If account reconciliation services are going to be an ongoing monthly expense, a business line of credit may also prove beneficial. A line of credit is a flexible financing tool that allows business owners to tap into available credit, up to the maximum credit line, and repay only what they used, plus interest.
This strategy may work well for not-yet-profitable businesses that want to invest in account reconciliation, but that does not want to take out a lump-sum loan to do so. It’s important to note that a business line of credit may carry a higher interest rate than a small business loan.
Businesses may also consider alternative options, such as personal financing, to help cover the cost of account reconciliation. Personal loans are available in smaller amounts than business loans, but they may be easier to qualify for based on credit history and score.
Similarly, personal credit cards do not offer higher credit limits like business lines of credit, but they can be helpful in paying for smaller expenses if another strategy is not available.

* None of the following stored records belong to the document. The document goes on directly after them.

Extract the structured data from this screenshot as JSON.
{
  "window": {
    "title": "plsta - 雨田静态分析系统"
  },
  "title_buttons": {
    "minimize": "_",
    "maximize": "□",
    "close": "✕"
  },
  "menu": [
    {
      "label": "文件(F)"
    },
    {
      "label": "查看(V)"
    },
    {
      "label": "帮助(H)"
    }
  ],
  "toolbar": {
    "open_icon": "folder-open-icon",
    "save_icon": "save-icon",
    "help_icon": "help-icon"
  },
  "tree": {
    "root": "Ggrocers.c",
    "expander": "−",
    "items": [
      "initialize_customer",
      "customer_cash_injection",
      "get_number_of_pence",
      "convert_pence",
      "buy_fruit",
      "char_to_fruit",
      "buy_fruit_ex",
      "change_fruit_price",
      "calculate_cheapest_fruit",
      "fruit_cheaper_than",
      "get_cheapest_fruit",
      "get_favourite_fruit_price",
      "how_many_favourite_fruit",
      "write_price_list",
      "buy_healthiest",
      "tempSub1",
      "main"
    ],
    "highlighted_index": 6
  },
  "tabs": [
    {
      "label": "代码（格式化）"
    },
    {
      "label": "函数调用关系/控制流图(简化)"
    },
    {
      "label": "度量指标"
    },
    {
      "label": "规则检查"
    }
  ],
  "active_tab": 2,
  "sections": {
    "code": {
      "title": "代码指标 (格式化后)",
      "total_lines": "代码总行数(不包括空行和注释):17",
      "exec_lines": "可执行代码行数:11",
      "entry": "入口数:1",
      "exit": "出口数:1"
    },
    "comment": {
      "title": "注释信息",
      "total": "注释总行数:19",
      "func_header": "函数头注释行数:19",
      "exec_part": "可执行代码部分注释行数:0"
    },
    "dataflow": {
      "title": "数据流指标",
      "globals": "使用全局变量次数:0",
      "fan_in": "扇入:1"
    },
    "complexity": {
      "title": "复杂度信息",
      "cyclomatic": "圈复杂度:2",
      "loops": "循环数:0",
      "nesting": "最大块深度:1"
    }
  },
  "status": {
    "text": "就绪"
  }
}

However, using personal financing only makes sense when you know there is a return on investment for the expense you are covering.
Conclusion: account reconciliation tools save time & costs
Account reconciliation is a valuable tool for businesses across all industries, but business owners don’t have to add bookkeeping to their skill set if they don’t want to. Instead, account reconciliation with the help of a local or online service can take provide some savings for the business when done consistently over time.
The good news is that companies have several methods for covering the added cost of account reconciliation, through budgeting, loans or credit lines, and personal financing options, or a combination of these strategies.
Introducing our guest blogger Andrew Rombach. He is a Content Associate for LendEDU – a website that helps consumers and small business owners with their finances. When he’s not working, you can find Andrew hiking or hanging with his cat Colby.